> What this task involves
Compute how many lines in the data below contain "cache"; answer only with that number.

---------- Source data

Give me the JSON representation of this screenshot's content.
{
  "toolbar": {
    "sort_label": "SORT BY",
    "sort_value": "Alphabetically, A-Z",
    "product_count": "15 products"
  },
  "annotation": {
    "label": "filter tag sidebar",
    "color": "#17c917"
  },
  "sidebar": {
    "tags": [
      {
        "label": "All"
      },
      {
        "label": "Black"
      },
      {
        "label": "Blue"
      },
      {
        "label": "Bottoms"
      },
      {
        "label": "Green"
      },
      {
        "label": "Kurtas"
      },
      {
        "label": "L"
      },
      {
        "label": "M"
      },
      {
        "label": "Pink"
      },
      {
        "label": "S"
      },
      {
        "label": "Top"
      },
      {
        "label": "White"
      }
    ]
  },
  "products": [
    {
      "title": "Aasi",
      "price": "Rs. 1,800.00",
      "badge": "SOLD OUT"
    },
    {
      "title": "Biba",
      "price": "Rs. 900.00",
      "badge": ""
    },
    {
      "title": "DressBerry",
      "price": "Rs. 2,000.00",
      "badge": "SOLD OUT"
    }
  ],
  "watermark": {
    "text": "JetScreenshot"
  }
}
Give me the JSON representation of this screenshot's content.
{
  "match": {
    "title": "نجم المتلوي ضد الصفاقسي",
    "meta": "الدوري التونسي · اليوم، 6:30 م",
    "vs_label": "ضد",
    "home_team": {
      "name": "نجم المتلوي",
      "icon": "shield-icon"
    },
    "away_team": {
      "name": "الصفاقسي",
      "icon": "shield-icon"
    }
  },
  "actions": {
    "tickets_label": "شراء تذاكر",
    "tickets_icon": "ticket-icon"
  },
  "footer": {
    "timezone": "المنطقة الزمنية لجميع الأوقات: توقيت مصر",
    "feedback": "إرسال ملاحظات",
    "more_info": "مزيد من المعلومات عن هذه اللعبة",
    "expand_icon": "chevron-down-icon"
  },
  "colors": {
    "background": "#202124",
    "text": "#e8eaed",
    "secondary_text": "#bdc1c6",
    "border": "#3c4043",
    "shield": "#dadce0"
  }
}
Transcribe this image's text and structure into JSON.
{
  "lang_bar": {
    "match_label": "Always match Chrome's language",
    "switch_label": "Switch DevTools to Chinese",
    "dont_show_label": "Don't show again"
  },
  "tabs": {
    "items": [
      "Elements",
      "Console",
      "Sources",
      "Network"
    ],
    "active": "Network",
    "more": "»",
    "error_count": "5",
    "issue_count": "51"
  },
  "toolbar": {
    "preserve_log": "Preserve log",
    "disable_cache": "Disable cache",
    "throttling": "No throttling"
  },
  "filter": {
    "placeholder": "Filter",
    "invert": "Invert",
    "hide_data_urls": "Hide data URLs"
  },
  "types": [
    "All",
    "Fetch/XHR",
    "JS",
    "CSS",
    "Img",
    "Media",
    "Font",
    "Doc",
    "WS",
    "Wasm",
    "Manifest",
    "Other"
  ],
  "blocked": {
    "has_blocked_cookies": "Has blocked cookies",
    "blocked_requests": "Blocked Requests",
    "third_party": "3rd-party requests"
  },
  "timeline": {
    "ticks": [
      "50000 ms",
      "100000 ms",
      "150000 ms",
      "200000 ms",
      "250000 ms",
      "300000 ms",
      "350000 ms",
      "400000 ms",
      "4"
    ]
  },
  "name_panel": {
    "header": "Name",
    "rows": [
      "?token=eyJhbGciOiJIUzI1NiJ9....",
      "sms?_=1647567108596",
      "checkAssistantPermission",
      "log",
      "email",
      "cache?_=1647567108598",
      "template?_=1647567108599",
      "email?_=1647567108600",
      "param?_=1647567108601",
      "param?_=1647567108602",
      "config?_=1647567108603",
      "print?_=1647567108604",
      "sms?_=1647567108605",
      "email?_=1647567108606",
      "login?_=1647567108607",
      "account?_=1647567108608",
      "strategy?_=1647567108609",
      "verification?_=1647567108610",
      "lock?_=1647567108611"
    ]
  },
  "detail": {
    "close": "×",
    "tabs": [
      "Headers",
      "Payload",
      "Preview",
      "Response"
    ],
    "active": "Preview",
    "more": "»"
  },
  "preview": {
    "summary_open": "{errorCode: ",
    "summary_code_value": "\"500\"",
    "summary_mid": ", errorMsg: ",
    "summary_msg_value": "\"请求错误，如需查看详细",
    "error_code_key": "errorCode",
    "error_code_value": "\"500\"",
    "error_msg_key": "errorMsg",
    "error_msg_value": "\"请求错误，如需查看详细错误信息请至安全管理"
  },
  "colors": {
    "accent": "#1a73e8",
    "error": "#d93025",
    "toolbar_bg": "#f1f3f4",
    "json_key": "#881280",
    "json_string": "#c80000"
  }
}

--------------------

> Answer for the task
2